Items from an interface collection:
--- START ---

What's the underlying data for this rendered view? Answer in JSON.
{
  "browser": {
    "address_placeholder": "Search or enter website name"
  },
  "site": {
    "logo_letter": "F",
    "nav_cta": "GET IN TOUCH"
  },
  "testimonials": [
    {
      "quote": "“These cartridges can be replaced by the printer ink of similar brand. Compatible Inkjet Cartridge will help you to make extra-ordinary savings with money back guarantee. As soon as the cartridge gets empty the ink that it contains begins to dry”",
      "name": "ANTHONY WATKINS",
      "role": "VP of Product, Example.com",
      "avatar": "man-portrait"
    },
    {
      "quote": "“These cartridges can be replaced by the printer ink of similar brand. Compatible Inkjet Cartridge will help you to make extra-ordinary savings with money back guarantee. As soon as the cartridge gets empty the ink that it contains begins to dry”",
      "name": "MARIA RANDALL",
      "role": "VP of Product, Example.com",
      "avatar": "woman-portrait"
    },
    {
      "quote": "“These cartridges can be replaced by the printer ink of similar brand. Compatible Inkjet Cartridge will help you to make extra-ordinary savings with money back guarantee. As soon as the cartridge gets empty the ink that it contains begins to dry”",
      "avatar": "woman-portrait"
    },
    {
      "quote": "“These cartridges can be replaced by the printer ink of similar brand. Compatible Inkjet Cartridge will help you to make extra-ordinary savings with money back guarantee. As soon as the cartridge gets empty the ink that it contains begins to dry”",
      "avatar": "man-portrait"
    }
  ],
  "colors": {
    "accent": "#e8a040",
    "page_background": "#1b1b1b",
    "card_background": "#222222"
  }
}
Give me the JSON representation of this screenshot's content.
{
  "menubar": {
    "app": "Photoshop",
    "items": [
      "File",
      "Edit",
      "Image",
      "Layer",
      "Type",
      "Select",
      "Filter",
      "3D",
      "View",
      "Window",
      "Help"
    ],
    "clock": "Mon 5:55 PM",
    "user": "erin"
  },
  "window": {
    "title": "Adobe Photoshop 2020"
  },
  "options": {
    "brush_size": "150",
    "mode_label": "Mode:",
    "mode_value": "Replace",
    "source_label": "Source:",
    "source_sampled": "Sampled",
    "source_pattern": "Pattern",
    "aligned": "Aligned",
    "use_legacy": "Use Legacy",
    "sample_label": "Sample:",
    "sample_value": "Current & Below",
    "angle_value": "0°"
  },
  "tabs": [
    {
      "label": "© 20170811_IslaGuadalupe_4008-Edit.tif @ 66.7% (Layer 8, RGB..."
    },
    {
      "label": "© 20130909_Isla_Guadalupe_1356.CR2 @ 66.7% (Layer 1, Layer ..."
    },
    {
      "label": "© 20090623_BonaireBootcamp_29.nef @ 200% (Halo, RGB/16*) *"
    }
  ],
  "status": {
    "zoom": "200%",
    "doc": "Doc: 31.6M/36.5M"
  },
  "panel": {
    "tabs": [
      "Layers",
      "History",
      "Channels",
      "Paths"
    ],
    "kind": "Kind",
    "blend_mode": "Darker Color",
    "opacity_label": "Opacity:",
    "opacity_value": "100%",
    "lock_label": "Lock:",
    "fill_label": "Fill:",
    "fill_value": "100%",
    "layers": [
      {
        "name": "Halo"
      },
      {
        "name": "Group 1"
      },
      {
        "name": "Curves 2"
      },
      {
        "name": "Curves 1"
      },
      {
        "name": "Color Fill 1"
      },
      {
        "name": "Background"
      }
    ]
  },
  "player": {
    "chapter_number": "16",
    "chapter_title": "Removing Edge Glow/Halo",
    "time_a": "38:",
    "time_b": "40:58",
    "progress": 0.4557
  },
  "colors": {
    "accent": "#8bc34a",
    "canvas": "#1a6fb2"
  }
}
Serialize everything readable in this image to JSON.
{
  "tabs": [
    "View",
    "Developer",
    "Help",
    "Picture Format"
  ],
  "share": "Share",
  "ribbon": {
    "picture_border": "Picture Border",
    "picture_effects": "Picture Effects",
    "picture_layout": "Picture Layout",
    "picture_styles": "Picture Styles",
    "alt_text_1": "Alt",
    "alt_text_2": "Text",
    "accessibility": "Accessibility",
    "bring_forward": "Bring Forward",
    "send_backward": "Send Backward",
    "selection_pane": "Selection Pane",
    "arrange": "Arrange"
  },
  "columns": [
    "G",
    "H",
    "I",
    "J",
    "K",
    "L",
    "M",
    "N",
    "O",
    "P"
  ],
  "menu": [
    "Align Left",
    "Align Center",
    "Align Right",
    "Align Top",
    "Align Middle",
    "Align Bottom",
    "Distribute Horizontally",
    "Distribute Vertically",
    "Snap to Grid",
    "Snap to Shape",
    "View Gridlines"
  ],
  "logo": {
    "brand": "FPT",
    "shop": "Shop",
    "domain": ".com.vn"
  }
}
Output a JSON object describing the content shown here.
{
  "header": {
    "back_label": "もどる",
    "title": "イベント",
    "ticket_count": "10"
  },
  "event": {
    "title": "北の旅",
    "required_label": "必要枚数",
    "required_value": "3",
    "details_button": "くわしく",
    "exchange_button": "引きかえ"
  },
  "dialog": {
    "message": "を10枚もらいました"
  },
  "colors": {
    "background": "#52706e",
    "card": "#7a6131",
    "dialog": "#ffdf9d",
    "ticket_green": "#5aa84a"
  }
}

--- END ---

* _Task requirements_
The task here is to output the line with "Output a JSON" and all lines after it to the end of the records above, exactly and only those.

* _Answer to this task_
Output a JSON object describing the content shown here.
{
  "header": {
    "back_label": "もどる",
    "title": "イベント",
    "ticket_count": "10"
  },
  "event": {
    "title": "北の旅",
    "required_label": "必要枚数",
    "required_value": "3",
    "details_button": "くわしく",
    "exchange_button": "引きかえ"
  },
  "dialog": {
    "message": "を10枚もらいました"
  },
  "colors": {
    "background": "#52706e",
    "card": "#7a6131",
    "dialog": "#ffdf9d",
    "ticket_green": "#5aa84a"
  }
}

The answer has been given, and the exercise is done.